§ Data for processing
= = = =

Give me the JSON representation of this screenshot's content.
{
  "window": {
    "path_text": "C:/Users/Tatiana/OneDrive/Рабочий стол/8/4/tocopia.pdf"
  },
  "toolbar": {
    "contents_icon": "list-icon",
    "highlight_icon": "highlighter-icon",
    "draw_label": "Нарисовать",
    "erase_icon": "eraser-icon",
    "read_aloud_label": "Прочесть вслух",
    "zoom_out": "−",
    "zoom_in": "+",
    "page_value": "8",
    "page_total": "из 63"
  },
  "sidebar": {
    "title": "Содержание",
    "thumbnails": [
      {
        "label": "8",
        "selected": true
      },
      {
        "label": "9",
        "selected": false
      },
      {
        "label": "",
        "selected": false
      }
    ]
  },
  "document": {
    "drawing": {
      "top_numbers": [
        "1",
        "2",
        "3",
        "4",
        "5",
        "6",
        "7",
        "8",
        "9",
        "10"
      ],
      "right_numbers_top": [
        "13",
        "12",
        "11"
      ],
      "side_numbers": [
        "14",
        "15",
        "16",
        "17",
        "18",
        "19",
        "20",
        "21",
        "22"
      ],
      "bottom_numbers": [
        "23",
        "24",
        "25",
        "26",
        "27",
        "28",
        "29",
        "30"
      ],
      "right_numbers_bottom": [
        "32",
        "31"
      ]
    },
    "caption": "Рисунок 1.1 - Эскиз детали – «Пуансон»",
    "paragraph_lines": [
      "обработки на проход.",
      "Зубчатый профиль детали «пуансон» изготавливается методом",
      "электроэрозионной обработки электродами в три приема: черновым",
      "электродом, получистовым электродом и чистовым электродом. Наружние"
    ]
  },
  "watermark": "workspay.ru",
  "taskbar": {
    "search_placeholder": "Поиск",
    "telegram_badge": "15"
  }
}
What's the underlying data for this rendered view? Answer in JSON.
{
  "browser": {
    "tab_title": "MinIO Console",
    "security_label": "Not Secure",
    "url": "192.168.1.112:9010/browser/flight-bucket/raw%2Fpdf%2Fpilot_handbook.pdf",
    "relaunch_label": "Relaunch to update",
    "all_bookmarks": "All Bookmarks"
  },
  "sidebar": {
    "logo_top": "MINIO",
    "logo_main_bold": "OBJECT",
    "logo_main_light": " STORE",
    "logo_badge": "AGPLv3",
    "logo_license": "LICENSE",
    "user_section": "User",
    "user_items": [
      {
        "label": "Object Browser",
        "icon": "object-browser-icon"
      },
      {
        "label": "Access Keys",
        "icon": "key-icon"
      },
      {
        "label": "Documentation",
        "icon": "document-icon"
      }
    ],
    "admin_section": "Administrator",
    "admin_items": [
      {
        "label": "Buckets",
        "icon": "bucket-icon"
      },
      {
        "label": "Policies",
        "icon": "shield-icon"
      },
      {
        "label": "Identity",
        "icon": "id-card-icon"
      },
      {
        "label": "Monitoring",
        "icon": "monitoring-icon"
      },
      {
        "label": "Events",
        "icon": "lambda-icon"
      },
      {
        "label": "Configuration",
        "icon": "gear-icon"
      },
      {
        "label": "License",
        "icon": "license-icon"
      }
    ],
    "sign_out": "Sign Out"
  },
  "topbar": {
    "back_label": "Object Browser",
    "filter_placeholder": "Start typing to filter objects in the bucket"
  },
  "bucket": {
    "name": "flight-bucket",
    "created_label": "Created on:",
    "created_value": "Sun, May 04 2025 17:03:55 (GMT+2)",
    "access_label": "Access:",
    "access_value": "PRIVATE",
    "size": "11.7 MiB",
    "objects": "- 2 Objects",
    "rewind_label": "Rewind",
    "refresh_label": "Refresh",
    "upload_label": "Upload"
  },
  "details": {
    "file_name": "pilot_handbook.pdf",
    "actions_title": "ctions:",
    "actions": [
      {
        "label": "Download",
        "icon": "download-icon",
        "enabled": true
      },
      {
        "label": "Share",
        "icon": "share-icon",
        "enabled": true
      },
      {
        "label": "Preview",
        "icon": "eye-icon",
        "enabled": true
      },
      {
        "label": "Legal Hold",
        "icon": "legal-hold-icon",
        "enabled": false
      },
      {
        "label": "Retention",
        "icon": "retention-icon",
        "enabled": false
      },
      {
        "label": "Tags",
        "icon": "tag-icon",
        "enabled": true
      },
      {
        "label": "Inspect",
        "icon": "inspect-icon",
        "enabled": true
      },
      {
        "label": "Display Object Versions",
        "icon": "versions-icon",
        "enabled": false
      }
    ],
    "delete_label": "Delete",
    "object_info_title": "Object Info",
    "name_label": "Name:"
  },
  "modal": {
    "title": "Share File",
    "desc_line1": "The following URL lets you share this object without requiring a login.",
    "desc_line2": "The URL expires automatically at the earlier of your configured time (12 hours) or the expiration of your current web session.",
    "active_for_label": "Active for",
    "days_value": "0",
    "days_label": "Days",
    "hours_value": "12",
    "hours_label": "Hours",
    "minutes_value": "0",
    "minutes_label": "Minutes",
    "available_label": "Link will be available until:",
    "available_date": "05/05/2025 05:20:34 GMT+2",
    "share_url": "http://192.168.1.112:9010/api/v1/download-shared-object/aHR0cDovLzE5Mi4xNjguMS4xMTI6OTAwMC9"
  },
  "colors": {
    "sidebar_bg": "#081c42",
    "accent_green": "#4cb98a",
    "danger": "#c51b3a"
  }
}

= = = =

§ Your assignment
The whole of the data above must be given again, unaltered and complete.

§ Response to this task
Give me the JSON representation of this screenshot's content.
{
  "window": {
    "path_text": "C:/Users/Tatiana/OneDrive/Рабочий стол/8/4/tocopia.pdf"
  },
  "toolbar": {
    "contents_icon": "list-icon",
    "highlight_icon": "highlighter-icon",
    "draw_label": "Нарисовать",
    "erase_icon": "eraser-icon",
    "read_aloud_label": "Прочесть вслух",
    "zoom_out": "−",
    "zoom_in": "+",
    "page_value": "8",
    "page_total": "из 63"
  },
  "sidebar": {
    "title": "Содержание",
    "thumbnails": [
      {
        "label": "8",
        "selected": true
      },
      {
        "label": "9",
        "selected": false
      },
      {
        "label": "",
        "selected": false
      }
    ]
  },
  "document": {
    "drawing": {
      "top_numbers": [
        "1",
        "2",
        "3",
        "4",
        "5",
        "6",
        "7",
        "8",
        "9",
        "10"
      ],
      "right_numbers_top": [
        "13",
        "12",
        "11"
      ],
      "side_numbers": [
        "14",
        "15",
        "16",
        "17",
        "18",
        "19",
        "20",
        "21",
        "22"
      ],
      "bottom_numbers": [
        "23",
        "24",
        "25",
        "26",
        "27",
        "28",
        "29",
        "30"
      ],
      "right_numbers_bottom": [
        "32",
        "31"
      ]
    },
    "caption": "Рисунок 1.1 - Эскиз детали – «Пуансон»",
    "paragraph_lines": [
      "обработки на проход.",
      "Зубчатый профиль детали «пуансон» изготавливается методом",
      "электроэрозионной обработки электродами в три приема: черновым",
      "электродом, получистовым электродом и чистовым электродом. Наружние"
    ]
  },
  "watermark": "workspay.ru",
  "taskbar": {
    "search_placeholder": "Поиск",
    "telegram_badge": "15"
  }
}
What's the underlying data for this rendered view? Answer in JSON.
{
  "browser": {
    "tab_title": "MinIO Console",
    "security_label": "Not Secure",
    "url": "192.168.1.112:9010/browser/flight-bucket/raw%2Fpdf%2Fpilot_handbook.pdf",
    "relaunch_label": "Relaunch to update",
    "all_bookmarks": "All Bookmarks"
  },
  "sidebar": {
    "logo_top": "MINIO",
    "logo_main_bold": "OBJECT",
    "logo_main_light": " STORE",
    "logo_badge": "AGPLv3",
    "logo_license": "LICENSE",
    "user_section": "User",
    "user_items": [
      {
        "label": "Object Browser",
        "icon": "object-browser-icon"
      },
      {
        "label": "Access Keys",
        "icon": "key-icon"
      },
      {
        "label": "Documentation",
        "icon": "document-icon"
      }
    ],
    "admin_section": "Administrator",
    "admin_items": [
      {
        "label": "Buckets",
        "icon": "bucket-icon"
      },
      {
        "label": "Policies",
        "icon": "shield-icon"
      },
      {
        "label": "Identity",
        "icon": "id-card-icon"
      },
      {
        "label": "Monitoring",
        "icon": "monitoring-icon"
      },
      {
        "label": "Events",
        "icon": "lambda-icon"
      },
      {
        "label": "Configuration",
        "icon": "gear-icon"
      },
      {
        "label": "License",
        "icon": "license-icon"
      }
    ],
    "sign_out": "Sign Out"
  },
  "topbar": {
    "back_label": "Object Browser",
    "filter_placeholder": "Start typing to filter objects in the bucket"
  },
  "bucket": {
    "name": "flight-bucket",
    "created_label": "Created on:",
    "created_value": "Sun, May 04 2025 17:03:55 (GMT+2)",
    "access_label": "Access:",
    "access_value": "PRIVATE",
    "size": "11.7 MiB",
    "objects": "- 2 Objects",
    "rewind_label": "Rewind",
    "refresh_label": "Refresh",
    "upload_label": "Upload"
  },
  "details": {
    "file_name": "pilot_handbook.pdf",
    "actions_title": "ctions:",
    "actions": [
      {
        "label": "Download",
        "icon": "download-icon",
        "enabled": true
      },
      {
        "label": "Share",
        "icon": "share-icon",
        "enabled": true
      },
      {
        "label": "Preview",
        "icon": "eye-icon",
        "enabled": true
      },
      {
        "label": "Legal Hold",
        "icon": "legal-hold-icon",
        "enabled": false
      },
      {
        "label": "Retention",
        "icon": "retention-icon",
        "enabled": false
      },
      {
        "label": "Tags",
        "icon": "tag-icon",
        "enabled": true
      },
      {
        "label": "Inspect",
        "icon": "inspect-icon",
        "enabled": true
      },
      {
        "label": "Display Object Versions",
        "icon": "versions-icon",
        "enabled": false
      }
    ],
    "delete_label": "Delete",
    "object_info_title": "Object Info",
    "name_label": "Name:"
  },
  "modal": {
    "title": "Share File",
    "desc_line1": "The following URL lets you share this object without requiring a login.",
    "desc_line2": "The URL expires automatically at the earlier of your configured time (12 hours) or the expiration of your current web session.",
    "active_for_label": "Active for",
    "days_value": "0",
    "days_label": "Days",
    "hours_value": "12",
    "hours_label": "Hours",
    "minutes_value": "0",
    "minutes_label": "Minutes",
    "available_label": "Link will be available until:",
    "available_date": "05/05/2025 05:20:34 GMT+2",
    "share_url": "http://192.168.1.112:9010/api/v1/download-shared-object/aHR0cDovLzE5Mi4xNjguMS4xMTI6OTAwMC9"
  },
  "colors": {
    "sidebar_bg": "#081c42",
    "accent_green": "#4cb98a",
    "danger": "#c51b3a"
  }
}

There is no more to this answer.